- _WORK INSTRUCTION_
In the entries below, find each line with the word "time" and pull it out.
###
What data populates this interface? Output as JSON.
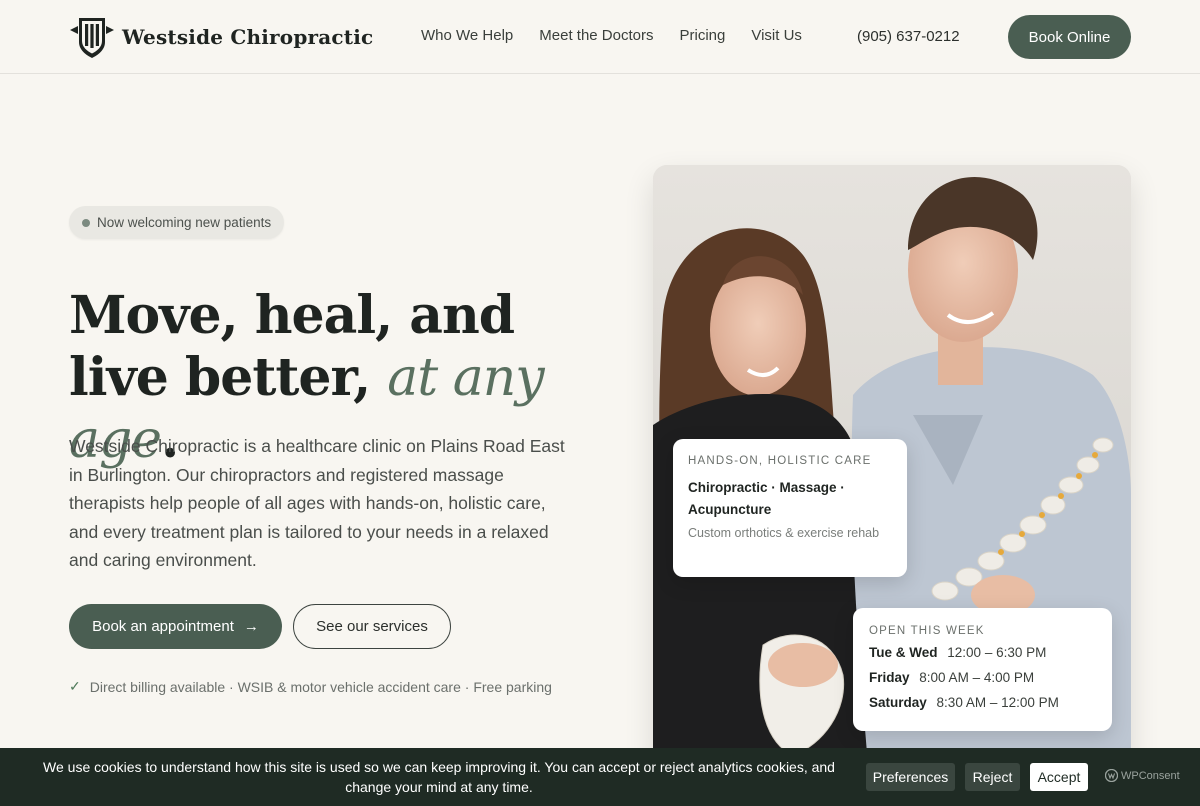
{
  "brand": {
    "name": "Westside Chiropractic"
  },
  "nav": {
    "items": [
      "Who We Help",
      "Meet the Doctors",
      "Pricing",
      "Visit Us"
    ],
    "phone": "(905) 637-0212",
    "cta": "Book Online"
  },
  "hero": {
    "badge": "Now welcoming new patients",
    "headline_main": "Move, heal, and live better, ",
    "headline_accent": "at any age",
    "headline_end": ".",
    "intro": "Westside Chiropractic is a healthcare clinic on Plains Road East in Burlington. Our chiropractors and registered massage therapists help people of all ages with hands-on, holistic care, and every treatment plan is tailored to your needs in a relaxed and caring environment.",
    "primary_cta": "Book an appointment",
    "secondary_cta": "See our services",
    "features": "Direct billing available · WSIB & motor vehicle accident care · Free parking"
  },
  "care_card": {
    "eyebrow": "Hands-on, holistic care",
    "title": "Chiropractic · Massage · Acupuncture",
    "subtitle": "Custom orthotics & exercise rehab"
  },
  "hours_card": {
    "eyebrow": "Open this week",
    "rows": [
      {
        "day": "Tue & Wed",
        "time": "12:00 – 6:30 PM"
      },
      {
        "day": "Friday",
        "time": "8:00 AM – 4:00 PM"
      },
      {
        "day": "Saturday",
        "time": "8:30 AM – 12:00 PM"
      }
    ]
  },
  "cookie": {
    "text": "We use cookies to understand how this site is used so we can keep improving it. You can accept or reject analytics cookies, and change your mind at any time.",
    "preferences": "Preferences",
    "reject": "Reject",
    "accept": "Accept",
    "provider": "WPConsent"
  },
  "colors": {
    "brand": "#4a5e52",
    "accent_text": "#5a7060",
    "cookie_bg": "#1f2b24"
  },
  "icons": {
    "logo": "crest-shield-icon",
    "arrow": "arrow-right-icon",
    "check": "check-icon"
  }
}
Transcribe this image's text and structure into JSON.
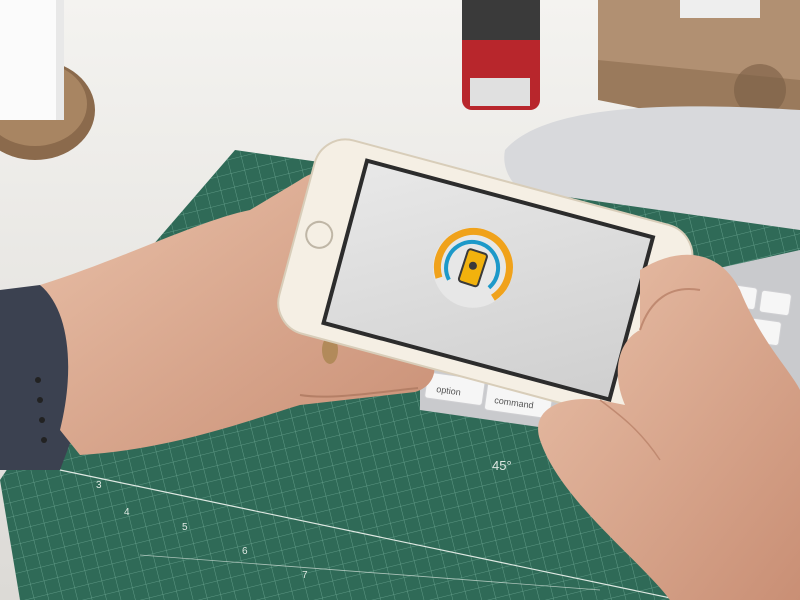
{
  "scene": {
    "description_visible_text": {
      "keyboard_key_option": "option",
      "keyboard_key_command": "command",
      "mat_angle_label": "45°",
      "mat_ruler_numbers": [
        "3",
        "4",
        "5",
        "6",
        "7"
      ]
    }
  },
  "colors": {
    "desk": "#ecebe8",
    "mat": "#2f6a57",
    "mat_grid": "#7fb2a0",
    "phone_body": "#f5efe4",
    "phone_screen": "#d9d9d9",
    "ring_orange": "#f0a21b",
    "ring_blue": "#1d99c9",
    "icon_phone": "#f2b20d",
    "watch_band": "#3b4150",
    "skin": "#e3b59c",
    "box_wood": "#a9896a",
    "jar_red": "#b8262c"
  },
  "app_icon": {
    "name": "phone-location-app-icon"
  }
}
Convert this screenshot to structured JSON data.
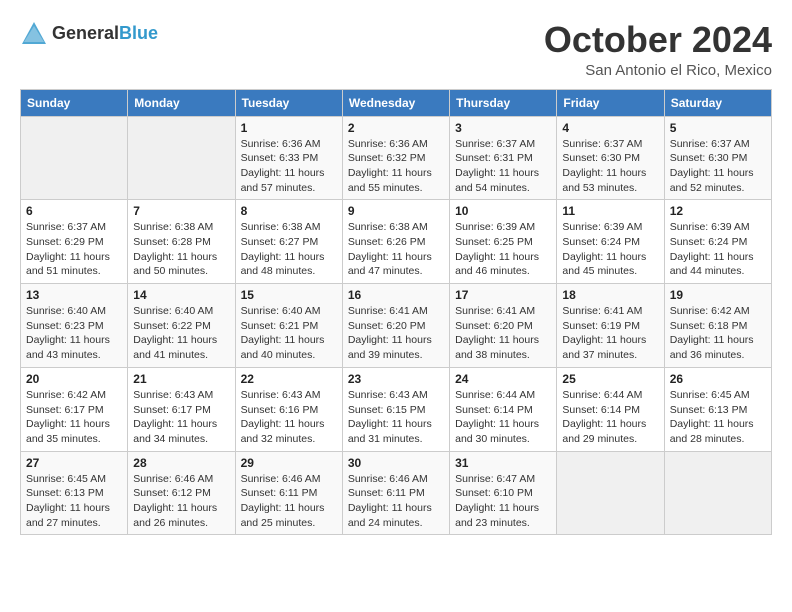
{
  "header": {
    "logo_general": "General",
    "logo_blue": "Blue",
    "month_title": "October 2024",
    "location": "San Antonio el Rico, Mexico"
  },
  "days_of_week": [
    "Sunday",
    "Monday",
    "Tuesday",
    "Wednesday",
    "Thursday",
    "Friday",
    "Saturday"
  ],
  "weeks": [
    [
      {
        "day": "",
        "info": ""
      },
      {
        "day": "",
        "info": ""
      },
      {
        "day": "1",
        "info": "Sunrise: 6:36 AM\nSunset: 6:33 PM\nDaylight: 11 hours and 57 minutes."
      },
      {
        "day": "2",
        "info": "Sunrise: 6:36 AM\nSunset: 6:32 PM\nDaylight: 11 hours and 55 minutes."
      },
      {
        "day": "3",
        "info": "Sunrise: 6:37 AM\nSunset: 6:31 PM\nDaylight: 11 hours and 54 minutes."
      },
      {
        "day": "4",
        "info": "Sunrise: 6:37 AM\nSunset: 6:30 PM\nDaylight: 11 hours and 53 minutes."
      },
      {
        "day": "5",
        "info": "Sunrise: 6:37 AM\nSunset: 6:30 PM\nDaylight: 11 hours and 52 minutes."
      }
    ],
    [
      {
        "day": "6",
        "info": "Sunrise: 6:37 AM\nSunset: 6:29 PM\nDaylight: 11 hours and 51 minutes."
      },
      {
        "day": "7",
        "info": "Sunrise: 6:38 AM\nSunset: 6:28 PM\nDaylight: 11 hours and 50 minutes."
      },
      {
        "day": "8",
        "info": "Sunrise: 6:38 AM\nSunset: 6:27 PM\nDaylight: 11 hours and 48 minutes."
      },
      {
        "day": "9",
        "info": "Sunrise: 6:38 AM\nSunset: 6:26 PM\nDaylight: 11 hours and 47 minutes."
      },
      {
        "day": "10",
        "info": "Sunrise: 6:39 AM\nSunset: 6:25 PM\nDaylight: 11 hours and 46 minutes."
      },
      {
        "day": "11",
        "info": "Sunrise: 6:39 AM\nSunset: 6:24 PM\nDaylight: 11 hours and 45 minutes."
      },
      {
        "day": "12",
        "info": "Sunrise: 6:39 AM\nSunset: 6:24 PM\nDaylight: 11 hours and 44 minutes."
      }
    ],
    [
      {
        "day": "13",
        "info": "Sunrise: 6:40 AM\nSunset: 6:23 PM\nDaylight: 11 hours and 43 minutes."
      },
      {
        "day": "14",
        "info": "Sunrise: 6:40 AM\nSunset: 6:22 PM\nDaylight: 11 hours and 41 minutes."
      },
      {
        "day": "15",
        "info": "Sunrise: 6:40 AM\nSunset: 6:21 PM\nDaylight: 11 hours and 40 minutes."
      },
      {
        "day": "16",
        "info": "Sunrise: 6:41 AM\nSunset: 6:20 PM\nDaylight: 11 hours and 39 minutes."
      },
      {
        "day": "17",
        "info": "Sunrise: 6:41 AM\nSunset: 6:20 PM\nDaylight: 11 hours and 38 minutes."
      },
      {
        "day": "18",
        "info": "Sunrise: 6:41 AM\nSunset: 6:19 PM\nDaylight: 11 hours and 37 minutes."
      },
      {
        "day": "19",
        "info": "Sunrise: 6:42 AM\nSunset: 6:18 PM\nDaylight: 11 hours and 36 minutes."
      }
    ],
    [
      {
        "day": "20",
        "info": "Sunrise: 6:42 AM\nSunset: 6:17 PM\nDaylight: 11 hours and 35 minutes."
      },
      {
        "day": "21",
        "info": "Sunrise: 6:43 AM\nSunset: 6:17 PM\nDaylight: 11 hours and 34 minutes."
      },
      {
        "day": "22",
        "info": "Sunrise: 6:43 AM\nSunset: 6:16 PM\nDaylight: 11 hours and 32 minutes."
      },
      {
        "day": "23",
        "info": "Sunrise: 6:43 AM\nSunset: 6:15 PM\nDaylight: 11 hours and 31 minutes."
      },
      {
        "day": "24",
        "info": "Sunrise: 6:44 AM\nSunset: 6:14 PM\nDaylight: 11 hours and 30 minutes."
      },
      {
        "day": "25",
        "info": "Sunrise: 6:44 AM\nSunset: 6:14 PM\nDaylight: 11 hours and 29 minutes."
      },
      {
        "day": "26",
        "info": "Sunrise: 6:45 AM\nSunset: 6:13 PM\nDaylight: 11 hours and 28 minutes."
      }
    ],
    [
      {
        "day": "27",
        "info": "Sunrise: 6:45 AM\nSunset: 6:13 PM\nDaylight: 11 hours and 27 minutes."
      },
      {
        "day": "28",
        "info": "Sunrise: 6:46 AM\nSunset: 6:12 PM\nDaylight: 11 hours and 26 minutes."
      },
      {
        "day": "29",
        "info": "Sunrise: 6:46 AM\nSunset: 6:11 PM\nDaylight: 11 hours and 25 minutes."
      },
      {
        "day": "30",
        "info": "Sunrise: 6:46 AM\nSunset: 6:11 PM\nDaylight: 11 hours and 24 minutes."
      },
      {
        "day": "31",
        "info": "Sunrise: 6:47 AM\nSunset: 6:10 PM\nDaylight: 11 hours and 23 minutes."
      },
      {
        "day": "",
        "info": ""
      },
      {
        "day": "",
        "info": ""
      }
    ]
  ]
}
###
- _SOLVED PROBLEM_
        "time": "12:00 – 6:30 PM"
        "time": "8:00 AM – 4:00 PM"
        "time": "8:30 AM – 12:00 PM"
    "text": "We use cookies to understand how this site is used so we can keep improving it. You can accept or reject analytics cookies, and change your mind at any time.",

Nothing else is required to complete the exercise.